The 31-year-old "Lioness" further legitimized her standing as the fiercest female in the sport with a consistent smothering of her Dutch rival. Nunes scored takedowns almost at will and wound up with eight over 25 minutes, not to mention landing 59 percent of her strikes.
She did take 126 strikes from de Randamie, however, and probably will welcome the respite.
Germaine De Randamie
It's de Randamie who could really use the 30-day suspension, 21 days without contact, that she got.
The 35-year-old was the UFC's inaugural female featherweight champion and returned with a repeat coronation on her mind, but she was no match for Nunes' ground game and couldn't keep up with her foe on the striking front either.
Nunes landed no less than 199 strikes, including 63 significant shots to the head and 12 more to the legs.
If they sell Tylenol in the Netherlands, put de Randamie down for a couple cases.
When it comes to Marlon Moraes, a suspension is likely the least of his concerns.
The top-ranked bantamweight contender escaped with his status intact following a reed-thin unanimous decision over former featherweight champion Jose Aldo, who dropped 10 pounds and appeared to have done enough to get the nod in their three-rounder at 135 pounds.
Nevertheless, Moraes got the verdict, and along with it a 45-day suspension. He's to have no contact for 21 days thanks to a cut on his left eyelid.
As for Aldo, he'll lick his wounds for 30 days, with no contact for 21 days.
That penalty aside, the 33-year-old Brazilian may have resurrected his career by taking the atypical route from featherweight to bantamweight.
Coming off a stretch of four losses in seven fights, the sleeker Aldo appeared the more energetic man throughout the match as he consistently played the aggressor and had zero issues with punch resistance.
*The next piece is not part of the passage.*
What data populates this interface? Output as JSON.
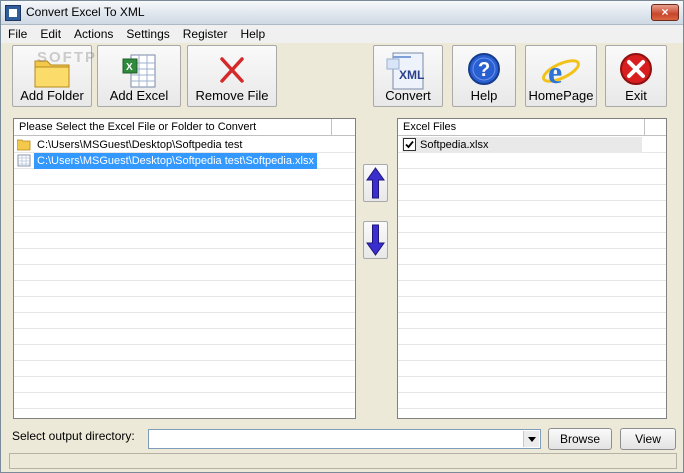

Moraes looked stunned to have gotten the verdict and immediately suggested he'd take a rematch.
Even the guy who gets the "Performance of the Night" bonus doesn't emerge unscathed.
But in the case of Russian grinder Petr Yan, it was as much because of the punishment he dished out as any he might've taken from victimized UFC Hall of Famer Urijah Faber.
The 40-year-old Faber landed just 18 significant strikes in two-plus rounds before being TKO'd, hardly the sort of volume to leave much of a mark. Rather, Yan's 180-day suspension—or until an X-ray of his right foot is cleared by an orthopedic physician—is because of the persistent violence he authored while improving to 13-1 as a pro and rising to No. 3 among UFC bantamweights.
Yan is also shelved for 30 days, with no contact allowed for 21 days.
On the flip side, the suspension for Faber might be academic.
The 40-something former title challenger returned from a hiatus earlier this year, but may be driven back to the realm of doting father after the comprehensive beatdown he took from the uber aggressive Yan.
Faber is suspended for 60 days, with no contact for 45 days.